• **What the task asks**
Repeat the entries word for word. Leave nothing out.
■ ■ ■ ■ ■
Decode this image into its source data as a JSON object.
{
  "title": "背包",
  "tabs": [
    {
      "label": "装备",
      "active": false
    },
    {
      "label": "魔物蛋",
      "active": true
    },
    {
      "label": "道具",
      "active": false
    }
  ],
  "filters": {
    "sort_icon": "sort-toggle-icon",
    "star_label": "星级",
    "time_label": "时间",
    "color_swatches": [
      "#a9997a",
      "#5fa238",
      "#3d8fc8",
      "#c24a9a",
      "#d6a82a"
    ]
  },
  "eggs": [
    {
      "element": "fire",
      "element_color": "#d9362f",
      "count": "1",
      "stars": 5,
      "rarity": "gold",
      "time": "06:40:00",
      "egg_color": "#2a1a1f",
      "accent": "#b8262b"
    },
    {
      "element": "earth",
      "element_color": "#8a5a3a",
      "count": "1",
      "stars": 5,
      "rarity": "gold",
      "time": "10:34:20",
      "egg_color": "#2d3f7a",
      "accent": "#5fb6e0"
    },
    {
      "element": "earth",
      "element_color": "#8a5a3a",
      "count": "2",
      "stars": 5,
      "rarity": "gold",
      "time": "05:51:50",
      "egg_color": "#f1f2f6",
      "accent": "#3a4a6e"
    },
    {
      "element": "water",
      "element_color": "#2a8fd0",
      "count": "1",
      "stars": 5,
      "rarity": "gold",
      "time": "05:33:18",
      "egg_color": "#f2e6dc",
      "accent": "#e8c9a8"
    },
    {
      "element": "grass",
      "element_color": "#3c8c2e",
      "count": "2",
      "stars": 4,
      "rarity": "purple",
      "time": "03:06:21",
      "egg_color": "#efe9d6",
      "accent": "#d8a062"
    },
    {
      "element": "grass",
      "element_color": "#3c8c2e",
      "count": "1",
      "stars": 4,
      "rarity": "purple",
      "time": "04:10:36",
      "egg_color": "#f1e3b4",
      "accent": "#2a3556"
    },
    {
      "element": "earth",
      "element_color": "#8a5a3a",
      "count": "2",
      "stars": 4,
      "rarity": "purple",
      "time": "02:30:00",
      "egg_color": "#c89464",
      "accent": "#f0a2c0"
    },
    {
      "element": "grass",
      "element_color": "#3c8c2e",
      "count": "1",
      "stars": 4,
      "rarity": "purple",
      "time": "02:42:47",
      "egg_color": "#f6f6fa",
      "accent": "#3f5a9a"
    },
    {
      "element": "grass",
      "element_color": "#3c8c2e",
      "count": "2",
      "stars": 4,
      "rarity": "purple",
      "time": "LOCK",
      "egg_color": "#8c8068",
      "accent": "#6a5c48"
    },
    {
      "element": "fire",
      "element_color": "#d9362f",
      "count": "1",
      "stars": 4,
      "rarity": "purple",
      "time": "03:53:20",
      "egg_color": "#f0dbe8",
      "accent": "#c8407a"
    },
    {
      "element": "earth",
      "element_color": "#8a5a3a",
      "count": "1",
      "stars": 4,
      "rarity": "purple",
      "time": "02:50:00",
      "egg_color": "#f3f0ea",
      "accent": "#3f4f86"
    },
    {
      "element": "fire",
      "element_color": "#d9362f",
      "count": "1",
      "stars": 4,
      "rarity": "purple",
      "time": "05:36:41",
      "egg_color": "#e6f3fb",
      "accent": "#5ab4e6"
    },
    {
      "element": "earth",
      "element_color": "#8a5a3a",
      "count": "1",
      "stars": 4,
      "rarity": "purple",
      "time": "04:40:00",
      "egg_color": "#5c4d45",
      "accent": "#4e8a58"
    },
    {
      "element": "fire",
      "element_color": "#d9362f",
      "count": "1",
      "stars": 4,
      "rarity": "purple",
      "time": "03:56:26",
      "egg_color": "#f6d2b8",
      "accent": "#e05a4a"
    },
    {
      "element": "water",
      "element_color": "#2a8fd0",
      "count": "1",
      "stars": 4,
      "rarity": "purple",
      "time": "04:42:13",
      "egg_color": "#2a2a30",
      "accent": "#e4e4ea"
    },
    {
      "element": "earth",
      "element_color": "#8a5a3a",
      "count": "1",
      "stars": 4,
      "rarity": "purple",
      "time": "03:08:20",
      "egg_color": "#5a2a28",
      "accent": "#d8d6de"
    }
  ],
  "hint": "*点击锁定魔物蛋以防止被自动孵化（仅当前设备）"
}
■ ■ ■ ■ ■
• **The answer**
Decode this image into its source data as a JSON object.
{
  "title": "背包",
  "tabs": [
    {
      "label": "装备",
      "active": false
    },
    {
      "label": "魔物蛋",
      "active": true
    },
    {
      "label": "道具",
      "active": false
    }
  ],
  "filters": {
    "sort_icon": "sort-toggle-icon",
    "star_label": "星级",
    "time_label": "时间",
    "color_swatches": [
      "#a9997a",
      "#5fa238",
      "#3d8fc8",
      "#c24a9a",
      "#d6a82a"
    ]
  },
  "eggs": [
    {
      "element": "fire",
      "element_color": "#d9362f",
      "count": "1",
      "stars": 5,
      "rarity": "gold",
      "time": "06:40:00",
      "egg_color": "#2a1a1f",
      "accent": "#b8262b"
    },
    {
      "element": "earth",
      "element_color": "#8a5a3a",
      "count": "1",
      "stars": 5,
      "rarity": "gold",
      "time": "10:34:20",
      "egg_color": "#2d3f7a",
      "accent": "#5fb6e0"
    },
    {
      "element": "earth",
      "element_color": "#8a5a3a",
      "count": "2",
      "stars": 5,
      "rarity": "gold",
      "time": "05:51:50",
      "egg_color": "#f1f2f6",
      "accent": "#3a4a6e"
    },
    {
      "element": "water",
      "element_color": "#2a8fd0",
      "count": "1",
      "stars": 5,
      "rarity": "gold",
      "time": "05:33:18",
      "egg_color": "#f2e6dc",
      "accent": "#e8c9a8"
    },
    {
      "element": "grass",
      "element_color": "#3c8c2e",
      "count": "2",
      "stars": 4,
      "rarity": "purple",
      "time": "03:06:21",
      "egg_color": "#efe9d6",
      "accent": "#d8a062"
    },
    {
      "element": "grass",
      "element_color": "#3c8c2e",
      "count": "1",
      "stars": 4,
      "rarity": "purple",
      "time": "04:10:36",
      "egg_color": "#f1e3b4",
      "accent": "#2a3556"
    },
    {
      "element": "earth",
      "element_color": "#8a5a3a",
      "count": "2",
      "stars": 4,
      "rarity": "purple",
      "time": "02:30:00",
      "egg_color": "#c89464",
      "accent": "#f0a2c0"
    },
    {
      "element": "grass",
      "element_color": "#3c8c2e",
      "count": "1",
      "stars": 4,
      "rarity": "purple",
      "time": "02:42:47",
      "egg_color": "#f6f6fa",
      "accent": "#3f5a9a"
    },
    {
      "element": "grass",
      "element_color": "#3c8c2e",
      "count": "2",
      "stars": 4,
      "rarity": "purple",
      "time": "LOCK",
      "egg_color": "#8c8068",
      "accent": "#6a5c48"
    },
    {
      "element": "fire",
      "element_color": "#d9362f",
      "count": "1",
      "stars": 4,
      "rarity": "purple",
      "time": "03:53:20",
      "egg_color": "#f0dbe8",
      "accent": "#c8407a"
    },
    {
      "element": "earth",
      "element_color": "#8a5a3a",
      "count": "1",
      "stars": 4,
      "rarity": "purple",
      "time": "02:50:00",
      "egg_color": "#f3f0ea",
      "accent": "#3f4f86"
    },
    {
      "element": "fire",
      "element_color": "#d9362f",
      "count": "1",
      "stars": 4,
      "rarity": "purple",
      "time": "05:36:41",
      "egg_color": "#e6f3fb",
      "accent": "#5ab4e6"
    },
    {
      "element": "earth",
      "element_color": "#8a5a3a",
      "count": "1",
      "stars": 4,
      "rarity": "purple",
      "time": "04:40:00",
      "egg_color": "#5c4d45",
      "accent": "#4e8a58"
    },
    {
      "element": "fire",
      "element_color": "#d9362f",
      "count": "1",
      "stars": 4,
      "rarity": "purple",
      "time": "03:56:26",
      "egg_color": "#f6d2b8",
      "accent": "#e05a4a"
    },
    {
      "element": "water",
      "element_color": "#2a8fd0",
      "count": "1",
      "stars": 4,
      "rarity": "purple",
      "time": "04:42:13",
      "egg_color": "#2a2a30",
      "accent": "#e4e4ea"
    },
    {
      "element": "earth",
      "element_color": "#8a5a3a",
      "count": "1",
      "stars": 4,
      "rarity": "purple",
      "time": "03:08:20",
      "egg_color": "#5a2a28",
      "accent": "#d8d6de"
    }
  ],
  "hint": "*点击锁定魔物蛋以防止被自动孵化（仅当前设备）"
}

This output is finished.